Hans Zimmer Master Class - Partial Review

If you're at all like me and pay attention to modern scoring, electronic music production - or just a fan of movies in general - you'll have heard the name Hans Zimmer.  Many of my friends went gaga on Facebook recently when it was announced that he was going to be releasing a Master Class on composing through MasterClass.com.  The trailer is quite compelling and you can view that below.

Well, that raises expectations doesn't it?  I quickly begged anybody that would listen to sign me up for it and my mother, gracious human being that she is, complied and got it for me as an early birthday present (December 23 if you're wondering).  At the time of purchase, there was an immense 48-day wait until it would become available.

48 days came and went, and on the 48th night I signed in EAGERLY awaiting the secrets Herr Zimmer was about to divulge on the scoring process, film business, etc.  

I finished what they released in about 25 minutes.  The problem?  MasterClass only released 3 videos to start!  After those three were done, a note came up saying they'd be releasing the remainder over the course of the next 5 weeks.  *Audible sigh*

About a week later they released another 3 videos, with the remaining 25 (+ the coursework) still in limbo.  So...6 videos down, how does it rank?

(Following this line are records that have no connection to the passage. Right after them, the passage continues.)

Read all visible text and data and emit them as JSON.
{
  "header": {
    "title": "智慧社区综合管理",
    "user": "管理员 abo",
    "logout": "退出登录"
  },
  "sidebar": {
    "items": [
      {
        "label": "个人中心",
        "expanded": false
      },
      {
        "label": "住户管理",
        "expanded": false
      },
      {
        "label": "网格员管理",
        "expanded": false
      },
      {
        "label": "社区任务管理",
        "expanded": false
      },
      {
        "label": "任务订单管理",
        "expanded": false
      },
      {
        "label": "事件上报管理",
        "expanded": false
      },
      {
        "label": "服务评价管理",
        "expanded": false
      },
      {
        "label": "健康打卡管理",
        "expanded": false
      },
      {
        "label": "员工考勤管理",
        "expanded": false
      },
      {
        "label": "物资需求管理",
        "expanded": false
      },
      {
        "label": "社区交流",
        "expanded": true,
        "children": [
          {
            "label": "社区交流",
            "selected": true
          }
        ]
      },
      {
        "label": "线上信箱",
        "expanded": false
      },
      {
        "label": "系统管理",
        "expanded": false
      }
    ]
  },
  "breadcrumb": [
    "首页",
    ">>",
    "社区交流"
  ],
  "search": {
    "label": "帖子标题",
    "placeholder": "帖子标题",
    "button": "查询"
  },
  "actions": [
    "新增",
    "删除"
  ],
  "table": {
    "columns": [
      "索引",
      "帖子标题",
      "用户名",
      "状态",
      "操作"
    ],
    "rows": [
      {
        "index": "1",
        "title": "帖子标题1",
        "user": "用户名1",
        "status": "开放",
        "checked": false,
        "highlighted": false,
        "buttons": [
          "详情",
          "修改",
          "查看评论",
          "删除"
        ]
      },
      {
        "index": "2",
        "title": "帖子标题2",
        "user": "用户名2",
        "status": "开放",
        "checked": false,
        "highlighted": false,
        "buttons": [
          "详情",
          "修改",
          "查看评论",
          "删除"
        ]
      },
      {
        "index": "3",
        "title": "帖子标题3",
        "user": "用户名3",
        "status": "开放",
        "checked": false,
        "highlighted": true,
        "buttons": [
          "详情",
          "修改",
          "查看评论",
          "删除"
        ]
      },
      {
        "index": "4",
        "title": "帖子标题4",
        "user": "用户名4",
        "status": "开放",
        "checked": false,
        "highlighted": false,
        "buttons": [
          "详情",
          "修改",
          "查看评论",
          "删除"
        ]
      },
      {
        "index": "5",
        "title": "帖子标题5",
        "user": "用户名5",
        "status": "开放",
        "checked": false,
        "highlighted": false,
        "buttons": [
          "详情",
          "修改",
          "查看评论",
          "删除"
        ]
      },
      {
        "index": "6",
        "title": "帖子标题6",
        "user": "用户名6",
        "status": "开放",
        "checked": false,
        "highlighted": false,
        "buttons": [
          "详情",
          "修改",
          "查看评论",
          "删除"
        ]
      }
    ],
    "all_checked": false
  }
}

The class is more portrayed as an interview with anecdotal references rather than actual instruction.  We have Hans very professionally giving advice and strategies on how to deal with story matter and how to challenge and assist directors...and how to deal with it if it's not working.  He's in his signature blazer in his studio playing back some very impressive scores (the massive Sherlock project he shows is incredible) and while laid back, the videos are informative.

Honestly, it's not quite what I was hoping for at this point - the next few chapters are the ones that got me interested in the first place!  Sound design is up next so I'm waiting with baited breath to see him with his signature Moog Modular, or Kontakt or other tools.  

There's still over 80% of the class videos to be released, so hopes that there is more work to do rather than just watching videos (which will probably end up being on a torrent site shortly after release) aren't dashed yet.  For now though, if I'm debating eating mac and cheese for a month or missing my rent because of the $100 price tag, I'd hold on to the money until it's all available.

Alex Kourelis

Digital Geist, 925 Fairfield Woods Rd, Fairfield, CT 06825, United States